By the end of the course participants should be able to identify ethical dilemmas related to child and family therapy, and identify potential paths to take to reduce the impact of ethical concerns. Lastly, current ethical models for family therapy are provided for clinical integration.
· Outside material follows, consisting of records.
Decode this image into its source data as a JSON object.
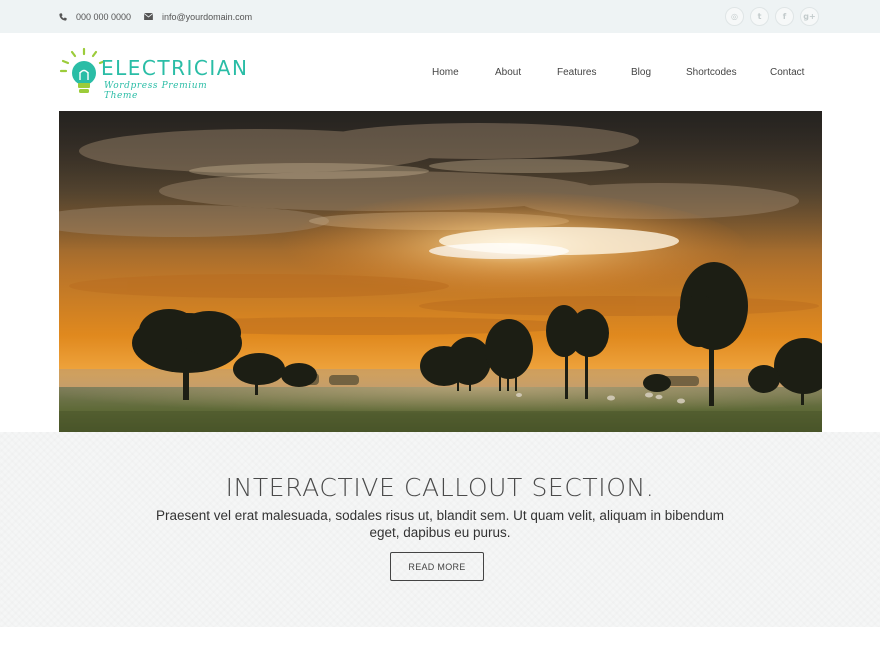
{
  "topbar": {
    "phone": "000 000 0000",
    "email": "info@yourdomain.com",
    "social": [
      {
        "icon": "dribbble-icon",
        "glyph": "◎"
      },
      {
        "icon": "twitter-icon",
        "glyph": "t"
      },
      {
        "icon": "facebook-icon",
        "glyph": "f"
      },
      {
        "icon": "google-plus-icon",
        "glyph": "g+"
      }
    ]
  },
  "header": {
    "logo_title": "ELECTRICIAN",
    "logo_subtitle": "Wordpress Premium Theme",
    "nav": [
      "Home",
      "About",
      "Features",
      "Blog",
      "Shortcodes",
      "Contact"
    ]
  },
  "callout": {
    "title": "INTERACTIVE CALLOUT SECTION.",
    "text": "Praesent vel erat malesuada, sodales risus ut, blandit sem. Ut quam velit, aliquam in bibendum eget, dapibus eu purus.",
    "button": "READ MORE"
  },
  "colors": {
    "brand": "#2abda6",
    "topbar_bg": "#eef3f4",
    "callout_bg": "#f5f6f6"
  }
}
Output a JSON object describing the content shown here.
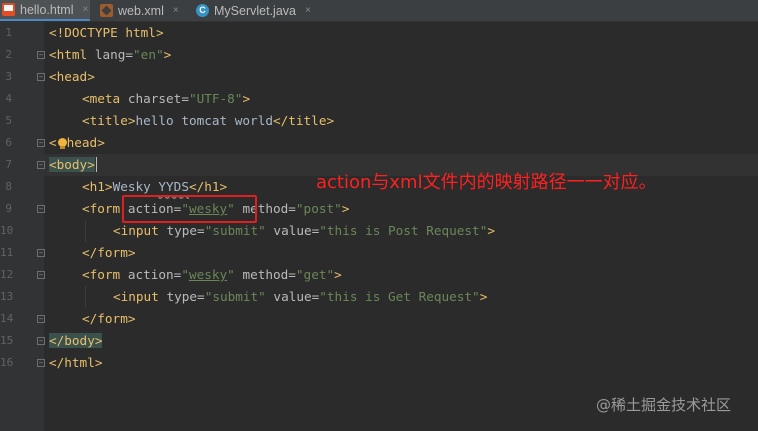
{
  "tabs": [
    {
      "label": "hello.html",
      "icon": "html-file-icon",
      "active": true
    },
    {
      "label": "web.xml",
      "icon": "xml-file-icon",
      "active": false
    },
    {
      "label": "MyServlet.java",
      "icon": "java-class-icon",
      "active": false
    }
  ],
  "close_glyph": "×",
  "line_numbers": [
    "1",
    "2",
    "3",
    "4",
    "5",
    "6",
    "7",
    "8",
    "9",
    "10",
    "11",
    "12",
    "13",
    "14",
    "15",
    "16"
  ],
  "code": {
    "l1": "<!DOCTYPE html>",
    "l2_open": "<html ",
    "l2_attr": "lang=",
    "l2_val": "\"en\"",
    "l2_close": ">",
    "l3": "<head>",
    "l4_open": "<meta ",
    "l4_attr": "charset=",
    "l4_val": "\"UTF-8\"",
    "l4_close": ">",
    "l5_open": "<title>",
    "l5_text": "hello tomcat world",
    "l5_close": "</title>",
    "l6_a": "<",
    "l6_b": "head>",
    "l7": "<body>",
    "l8_open": "<h1>",
    "l8_text1": "Wesky ",
    "l8_text2": "YYDS",
    "l8_close": "</h1>",
    "l9_open": "<form ",
    "l9_attr1": "action=",
    "l9_q1": "\"",
    "l9_action": "wesky",
    "l9_q2": "\"",
    "l9_attr2": " method=",
    "l9_val2": "\"post\"",
    "l9_close": ">",
    "l10_open": "<input ",
    "l10_attr1": "type=",
    "l10_val1": "\"submit\"",
    "l10_attr2": " value=",
    "l10_val2": "\"this is Post Request\"",
    "l10_close": ">",
    "l11": "</form>",
    "l12_open": "<form ",
    "l12_attr1": "action=",
    "l12_q1": "\"",
    "l12_action": "wesky",
    "l12_q2": "\"",
    "l12_attr2": " method=",
    "l12_val2": "\"get\"",
    "l12_close": ">",
    "l13_open": "<input ",
    "l13_attr1": "type=",
    "l13_val1": "\"submit\"",
    "l13_attr2": " value=",
    "l13_val2": "\"this is Get Request\"",
    "l13_close": ">",
    "l14": "</form>",
    "l15": "</body>",
    "l16": "</html>"
  },
  "annotation": "action与xml文件内的映射路径一一对应。",
  "watermark": "@稀土掘金技术社区",
  "colors": {
    "annotation": "#ff2020",
    "highlight_box": "#e02020",
    "tag": "#e8bf6a",
    "string": "#6a8759",
    "active_tab_underline": "#4a88c7"
  }
}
Major topics include 1) informed consent and client rights, 2) multiple relationships and managing boundaries while working as part of a treatment team, 3) confidentiality, 4) diversity issues, 5) child protection issues, and 6) suggestions for best practice and web-based resources.

Psychologists, social workers, counselors, and other allied health professionals can chose from HFO’s 19 categories of continuing education (CE) topics related to health psychology and behavioral medicine containing over 90 online CE courses that are fast, convenient and cost-effective.

  1. Badzek et al., (2013).  Ethical, legal, and social issues in the translation of genomics into health care.  Journal of Nursing Scholarship, 45(1), 15-24.
  2. Pavlish et al., (2011). Early indicators and risk factors for ethical issues in clinical practice.